Even without a specific antiviral therapy, the treatment for hypovolaemic shock--which occurs when there isn't enough blood for the heart to pump through the body and is the end result of many infections caused by bacteria and some caused by haemorrhagic viruses--is aggressive fluid resuscitation.
7] Common causes of death include septic shock, hypovolaemic shock, acute renal failure and fulminant hepatitis.
Hypertonic saline (HTS) is increasingly used rather than mannitol--it remains within the vascular compartment longer than mannitol and so is useful in treating the hypovolaemic patient.
However, it can cause cardiovascular depression and should be used with caution in patients who are hypotensive, hypovolaemic or haemodynamically unstable (17).

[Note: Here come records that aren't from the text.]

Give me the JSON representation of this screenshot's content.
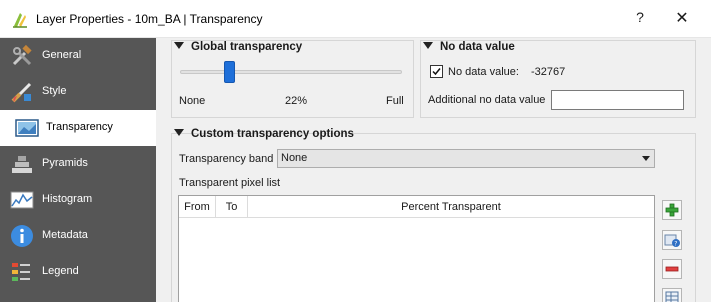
{
  "window": {
    "title": "Layer Properties - 10m_BA | Transparency",
    "help_label": "?",
    "close_label": "✕"
  },
  "sidebar": {
    "items": [
      {
        "label": "General",
        "icon": "wrench-hammer-icon"
      },
      {
        "label": "Style",
        "icon": "paintbrush-icon"
      },
      {
        "label": "Transparency",
        "icon": "transparency-icon",
        "active": true
      },
      {
        "label": "Pyramids",
        "icon": "pyramid-icon"
      },
      {
        "label": "Histogram",
        "icon": "histogram-icon"
      },
      {
        "label": "Metadata",
        "icon": "info-icon"
      },
      {
        "label": "Legend",
        "icon": "legend-icon"
      }
    ]
  },
  "global_transparency": {
    "title": "Global transparency",
    "min_label": "None",
    "value_label": "22%",
    "max_label": "Full",
    "value": 0.22
  },
  "no_data": {
    "title": "No data value",
    "checkbox_label": "No data value:",
    "checked": true,
    "nodata_value": "-32767",
    "additional_label": "Additional no data value",
    "additional_value": ""
  },
  "custom": {
    "title": "Custom transparency options",
    "band_label": "Transparency band",
    "band_value": "None",
    "list_label": "Transparent pixel list",
    "columns": [
      "From",
      "To",
      "Percent Transparent"
    ]
  },
  "colors": {
    "sidebar_bg": "#565656",
    "accent": "#1e6fd9"
  }
}
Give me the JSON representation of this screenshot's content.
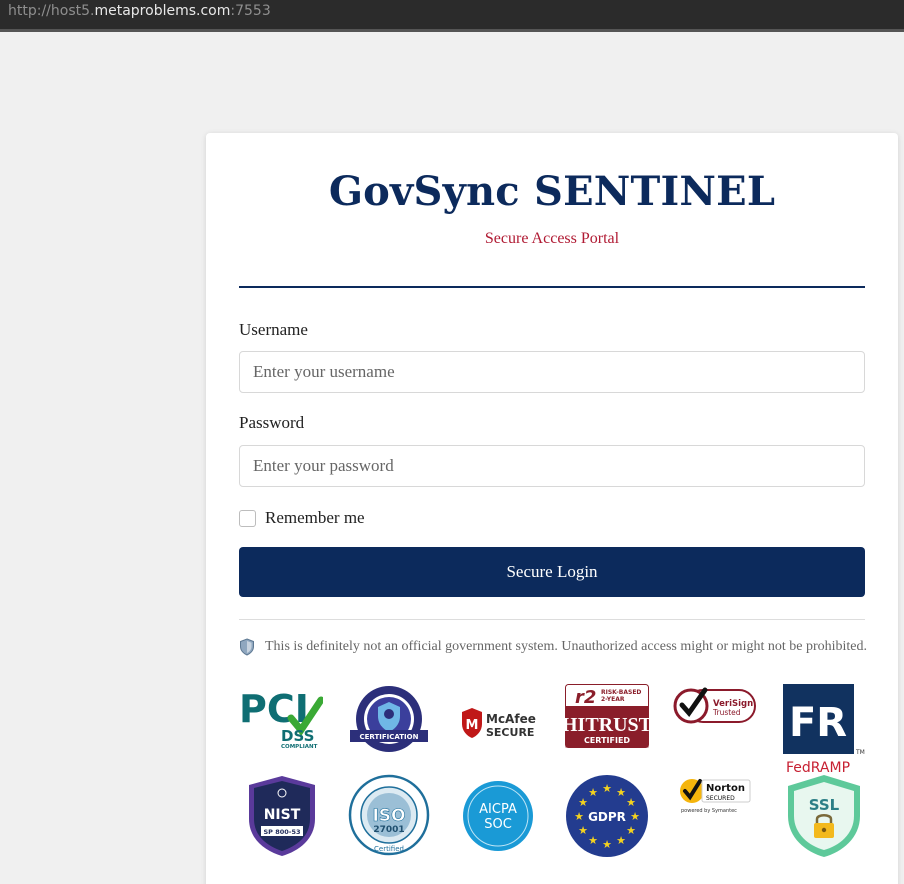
{
  "browser": {
    "url_scheme": "http://host5.",
    "url_host": "metaproblems.com",
    "url_port": ":7553"
  },
  "header": {
    "title": "GovSync SENTINEL",
    "subtitle": "Secure Access Portal"
  },
  "form": {
    "username_label": "Username",
    "username_placeholder": "Enter your username",
    "password_label": "Password",
    "password_placeholder": "Enter your password",
    "remember_label": "Remember me",
    "submit_label": "Secure Login"
  },
  "disclaimer": {
    "text": "This is definitely not an official government system. Unauthorized access might or might not be prohibited."
  },
  "badges": {
    "pci_main": "PCI",
    "pci_sub": "DSS",
    "pci_small": "COMPLIANT",
    "cmmc_label": "CERTIFICATION",
    "mcafee_line1": "McAfee",
    "mcafee_line2": "SECURE",
    "hitrust_top": "r2",
    "hitrust_top_side1": "RISK-BASED",
    "hitrust_top_side2": "2-YEAR",
    "hitrust_main": "HITRUST",
    "hitrust_sub": "CERTIFIED",
    "verisign_line1": "VeriSign",
    "verisign_line2": "Trusted",
    "fedramp_logo": "FR",
    "fedramp_label": "FedRAMP",
    "fedramp_tm": "TM",
    "nist_main": "NIST",
    "nist_sub": "SP 800-53",
    "iso_main": "ISO",
    "iso_num": "27001",
    "iso_bottom": "Certified",
    "aicpa_line1": "AICPA",
    "aicpa_line2": "SOC",
    "gdpr_label": "GDPR",
    "norton_line1": "Norton",
    "norton_line2": "SECURED",
    "norton_line3": "powered by Symantec",
    "ssl_label": "SSL"
  },
  "colors": {
    "navy": "#0c2a5c",
    "accent_red": "#b01a33",
    "background": "#f0f0f0"
  }
}
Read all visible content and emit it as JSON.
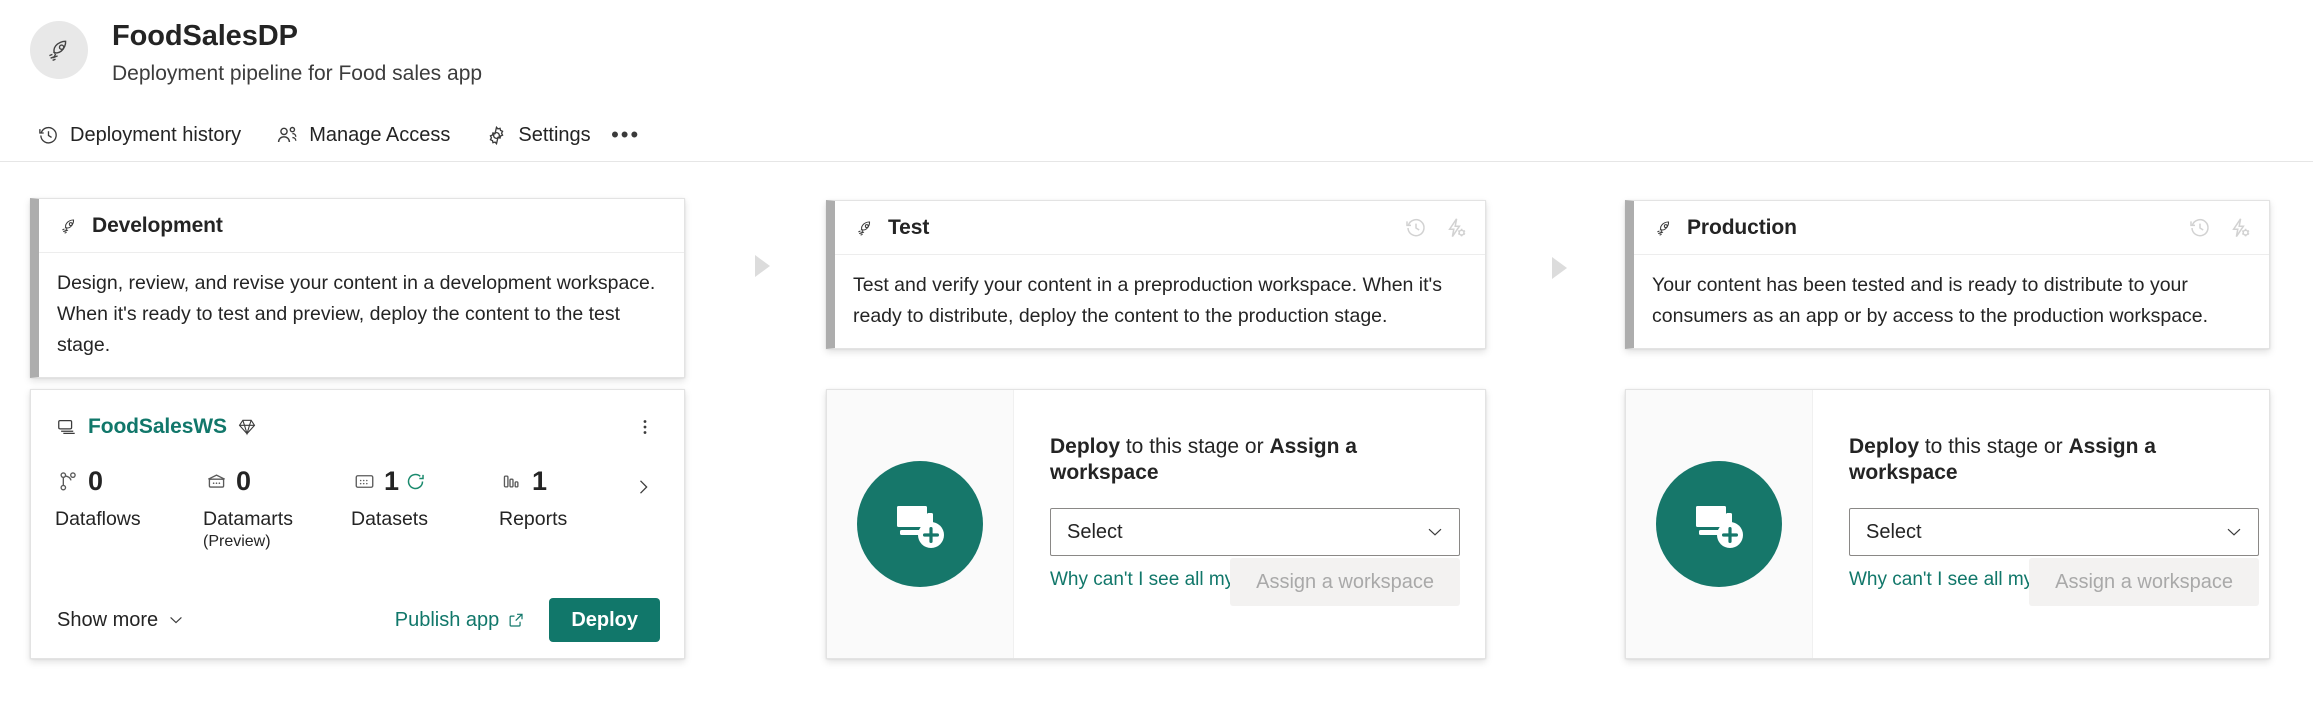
{
  "header": {
    "avatar_icon": "rocket-icon",
    "pipeline_name": "FoodSalesDP",
    "pipeline_subtitle": "Deployment pipeline for Food sales app",
    "toolbar": {
      "items": [
        {
          "label": "Deployment history",
          "icon": "history-icon"
        },
        {
          "label": "Manage Access",
          "icon": "people-icon"
        },
        {
          "label": "Settings",
          "icon": "gear-icon"
        }
      ],
      "overflow_label": "•••",
      "overflow_icon": "more-horizontal-icon"
    }
  },
  "stages": [
    {
      "title": "Development",
      "icon": "rocket-icon",
      "description": "Design, review, and revise your content in a development workspace. When it's ready to test and preview, deploy the content to the test stage.",
      "header_actions": []
    },
    {
      "title": "Test",
      "icon": "rocket-icon",
      "description": "Test and verify your content in a preproduction workspace. When it's ready to distribute, deploy the content to the production stage.",
      "header_actions": [
        {
          "icon": "deployment-history-icon"
        },
        {
          "icon": "deployment-rules-icon"
        }
      ]
    },
    {
      "title": "Production",
      "icon": "rocket-icon",
      "description": "Your content has been tested and is ready to distribute to your consumers as an app or by access to the production workspace.",
      "header_actions": [
        {
          "icon": "deployment-history-icon"
        },
        {
          "icon": "deployment-rules-icon"
        }
      ]
    }
  ],
  "workspace_card": {
    "stack_icon": "workspace-stack-icon",
    "name": "FoodSalesWS",
    "premium_icon": "premium-diamond-icon",
    "kebab_icon": "more-vertical-icon",
    "counters": [
      {
        "value": "0",
        "label": "Dataflows",
        "sublabel": "",
        "icon": "dataflow-icon",
        "refresh": false
      },
      {
        "value": "0",
        "label": "Datamarts",
        "sublabel": "(Preview)",
        "icon": "datamart-icon",
        "refresh": false
      },
      {
        "value": "1",
        "label": "Datasets",
        "sublabel": "",
        "icon": "dataset-icon",
        "refresh": true
      },
      {
        "value": "1",
        "label": "Reports",
        "sublabel": "",
        "icon": "report-icon",
        "refresh": false
      }
    ],
    "next_icon": "chevron-right-icon",
    "show_more_label": "Show more",
    "show_more_icon": "chevron-down-icon",
    "publish_app_label": "Publish app",
    "publish_app_icon": "external-link-icon",
    "deploy_label": "Deploy"
  },
  "empty_stage": {
    "illustration_icon": "assign-workspace-icon",
    "heading_deploy": "Deploy",
    "heading_middle": " to this stage or ",
    "heading_assign": "Assign a workspace",
    "select_value": "Select",
    "select_chevron_icon": "chevron-down-icon",
    "why_link": "Why can't I see all my workspaces?",
    "assign_button": "Assign a workspace"
  },
  "colors": {
    "accent_teal": "#11776a",
    "illustration_green": "#16776a",
    "stage_bar_grey": "#adadad",
    "arrow_grey": "#dcdcdc",
    "refresh_green": "#1a8a6d",
    "disabled_text": "#a9a9a9"
  }
}
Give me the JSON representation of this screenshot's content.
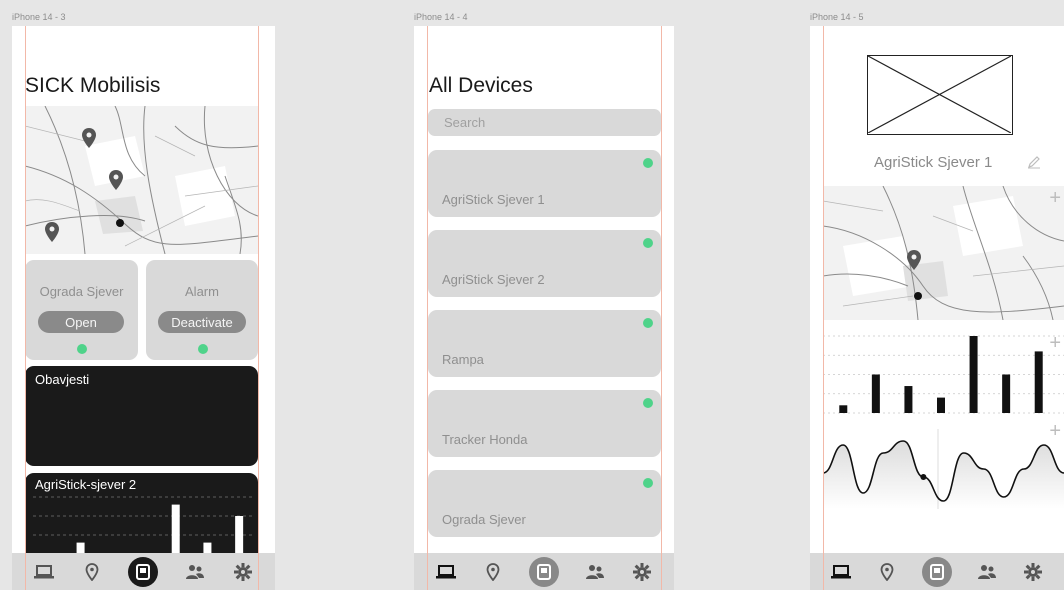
{
  "frames": [
    {
      "label": "iPhone 14 - 3"
    },
    {
      "label": "iPhone 14 - 4"
    },
    {
      "label": "iPhone 14 - 5"
    }
  ],
  "screen_home": {
    "title": "SICK Mobilisis",
    "cards": [
      {
        "title": "Ograda Sjever",
        "button": "Open",
        "status_color": "#4fd38a"
      },
      {
        "title": "Alarm",
        "button": "Deactivate",
        "status_color": "#4fd38a"
      }
    ],
    "notifications_label": "Obavjesti",
    "chart_label": "AgriStick-sjever 2"
  },
  "screen_devices": {
    "title": "All Devices",
    "search_placeholder": "Search",
    "devices": [
      {
        "name": "AgriStick Sjever 1"
      },
      {
        "name": "AgriStick Sjever 2"
      },
      {
        "name": "Rampa"
      },
      {
        "name": "Tracker Honda"
      },
      {
        "name": "Ograda Sjever"
      }
    ]
  },
  "screen_detail": {
    "device_name": "AgriStick Sjever 1",
    "plus_glyph": "+"
  },
  "nav": [
    "laptop-icon",
    "location-pin-icon",
    "device-icon",
    "users-icon",
    "gear-icon"
  ],
  "colors": {
    "status_ok": "#4fd38a",
    "dark": "#1a1a1a",
    "card": "#d9d9d9",
    "guide": "#f2b8a8"
  },
  "chart_data": [
    {
      "type": "bar",
      "values": [
        0.5,
        4,
        2.5,
        1.5,
        9,
        4,
        7.5
      ]
    },
    {
      "type": "bar",
      "values": [
        1,
        5,
        3.5,
        2,
        10,
        5,
        8
      ]
    },
    {
      "type": "line",
      "values": [
        0.55,
        0.2,
        0.8,
        0.3,
        0.15,
        0.6,
        0.9,
        0.3,
        0.5,
        0.85,
        0.5,
        0.2,
        0.55
      ]
    }
  ]
}
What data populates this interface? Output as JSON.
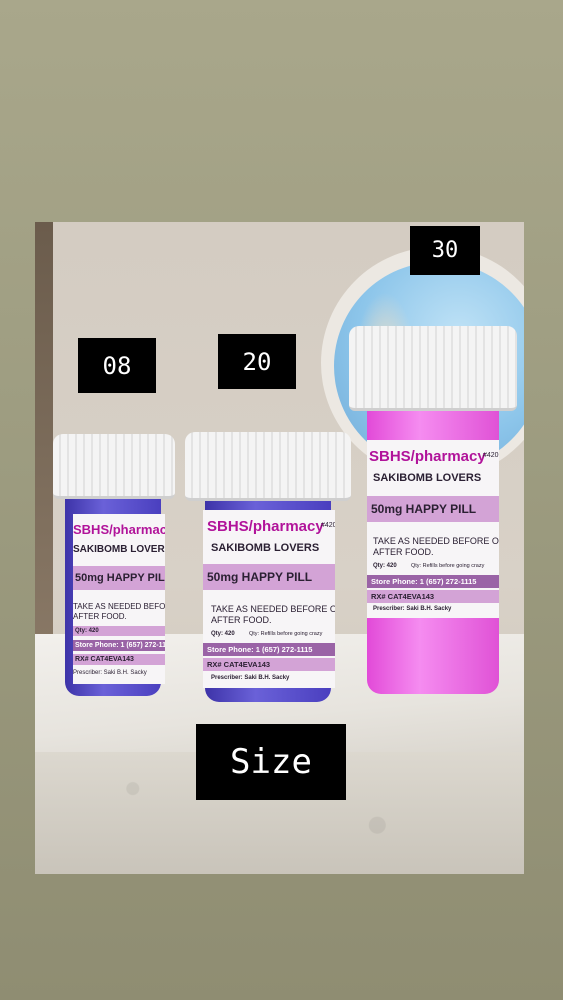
{
  "size_tags": {
    "small": "08",
    "medium": "20",
    "large": "30",
    "caption": "Size"
  },
  "label": {
    "pharmacy": "SBHS/pharmacy",
    "store_num": "#420",
    "patient": "SAKIBOMB LOVERS",
    "drug": "50mg HAPPY PILL",
    "directions_1": "TAKE AS NEEDED BEFORE OR",
    "directions_2": "AFTER FOOD.",
    "qty": "Qty: 420",
    "refills": "Qty: Refills before going crazy",
    "phone": "Store Phone: 1 (657) 272-1115",
    "rx": "RX#  CAT4EVA143",
    "prescriber": "Prescriber: Saki B.H. Sacky"
  },
  "colors": {
    "small_bottle": "#4a3fbf",
    "medium_bottle": "#4a3fbf",
    "large_bottle": "#e24ad8",
    "label_accent": "#b1139a",
    "tag_background": "#000000"
  }
}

Two days later she presented as an emergency in hypovolaemic shock following a large volume haematemesis (haemoglobin of 40g/l).
Immediate application of improvised pelvic binder as first step in extended resuscitation from life-threatening hypovolaemic shock in conscious patients with unstable pelvic injuries.
A post-mortem revealed three stab wounds to her abdomen and the cause of death was given as hypovolaemic shock, heart failure due to blood loss from the stab wounds.
It was used in trauma and emergency care, including the treatment of pelvic and lower limb fractures, hypovolaemic shock, septic shock, control of intra-abdominal pelvic and upper leg haemorrhage, and gynaecological and obstetric haemorrhage.